After the "critical" 9,430 Cherokees were built, the layoff was enacted so as not to strain the automaker's logistics partners before the Cherokee is actually released. Chrysler says the temporary layoff will last about two weeks, with 500 workers out of work and another 600 reassigned at the Toledo Assembly Complex where the sports utility vehicle was being built. The second-shift workers were hired on August 19.
Chrysler previously insisted that it would release the Cherokee to dealerships by the end of the third quarter, and it initially planned to start selling the SUVs in mid-August. Apparently the Cherokee needed a software fix before hitting showrooms, which is how Chrysler explains why the release schedule is out of whack.
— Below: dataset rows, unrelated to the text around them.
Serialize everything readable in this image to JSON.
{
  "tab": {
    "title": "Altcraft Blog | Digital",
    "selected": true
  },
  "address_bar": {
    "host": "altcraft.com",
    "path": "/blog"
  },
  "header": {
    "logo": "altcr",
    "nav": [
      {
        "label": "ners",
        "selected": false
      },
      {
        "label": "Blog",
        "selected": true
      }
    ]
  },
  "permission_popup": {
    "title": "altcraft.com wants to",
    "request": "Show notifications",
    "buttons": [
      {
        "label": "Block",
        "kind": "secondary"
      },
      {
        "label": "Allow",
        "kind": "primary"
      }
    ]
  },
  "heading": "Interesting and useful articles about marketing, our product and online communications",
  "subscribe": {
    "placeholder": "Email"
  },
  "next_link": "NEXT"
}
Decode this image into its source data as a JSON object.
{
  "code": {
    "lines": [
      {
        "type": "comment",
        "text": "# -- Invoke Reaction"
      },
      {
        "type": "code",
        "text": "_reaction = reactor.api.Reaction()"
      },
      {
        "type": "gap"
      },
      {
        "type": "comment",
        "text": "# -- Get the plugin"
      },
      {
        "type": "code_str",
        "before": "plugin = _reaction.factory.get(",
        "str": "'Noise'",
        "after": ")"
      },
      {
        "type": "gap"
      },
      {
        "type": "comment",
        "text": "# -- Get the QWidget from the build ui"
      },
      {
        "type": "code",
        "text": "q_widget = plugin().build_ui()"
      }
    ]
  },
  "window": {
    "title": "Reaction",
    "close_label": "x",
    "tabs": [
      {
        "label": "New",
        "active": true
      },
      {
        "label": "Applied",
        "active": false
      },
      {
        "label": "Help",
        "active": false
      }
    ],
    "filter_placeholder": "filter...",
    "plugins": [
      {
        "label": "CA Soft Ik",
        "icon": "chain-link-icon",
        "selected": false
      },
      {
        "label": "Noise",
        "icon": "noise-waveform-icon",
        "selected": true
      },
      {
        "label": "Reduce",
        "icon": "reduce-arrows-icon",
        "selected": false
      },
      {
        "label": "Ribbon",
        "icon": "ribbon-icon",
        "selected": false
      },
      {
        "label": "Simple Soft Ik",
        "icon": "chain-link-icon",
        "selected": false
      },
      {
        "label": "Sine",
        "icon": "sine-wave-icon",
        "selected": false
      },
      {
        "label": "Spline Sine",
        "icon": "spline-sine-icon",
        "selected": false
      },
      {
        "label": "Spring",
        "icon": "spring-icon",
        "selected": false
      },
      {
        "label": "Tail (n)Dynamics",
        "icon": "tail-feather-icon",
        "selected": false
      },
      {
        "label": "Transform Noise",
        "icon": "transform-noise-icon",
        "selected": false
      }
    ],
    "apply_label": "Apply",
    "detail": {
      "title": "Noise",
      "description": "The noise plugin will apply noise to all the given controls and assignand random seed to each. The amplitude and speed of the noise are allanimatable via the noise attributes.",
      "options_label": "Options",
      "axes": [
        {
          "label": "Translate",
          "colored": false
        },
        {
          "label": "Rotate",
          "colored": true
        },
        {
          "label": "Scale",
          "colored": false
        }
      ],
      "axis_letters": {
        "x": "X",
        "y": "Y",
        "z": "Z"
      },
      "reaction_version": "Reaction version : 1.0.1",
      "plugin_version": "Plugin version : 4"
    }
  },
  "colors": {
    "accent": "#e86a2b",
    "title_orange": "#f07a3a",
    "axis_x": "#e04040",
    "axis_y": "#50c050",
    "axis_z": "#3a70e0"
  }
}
We're thinking that this software fix addresses the "powertrain calibration" issue that delayed the first media test drives of the model. According to the Toledo Blade, Chrysler has admitted it is doing "extended quality validation testing" but refused to provide more information.
Automotive News quotes Tinson as saying that Cherokees haven't been released to dealerships yet, but that she promises it plans to do so before the end of the third quarter – which is next Monday.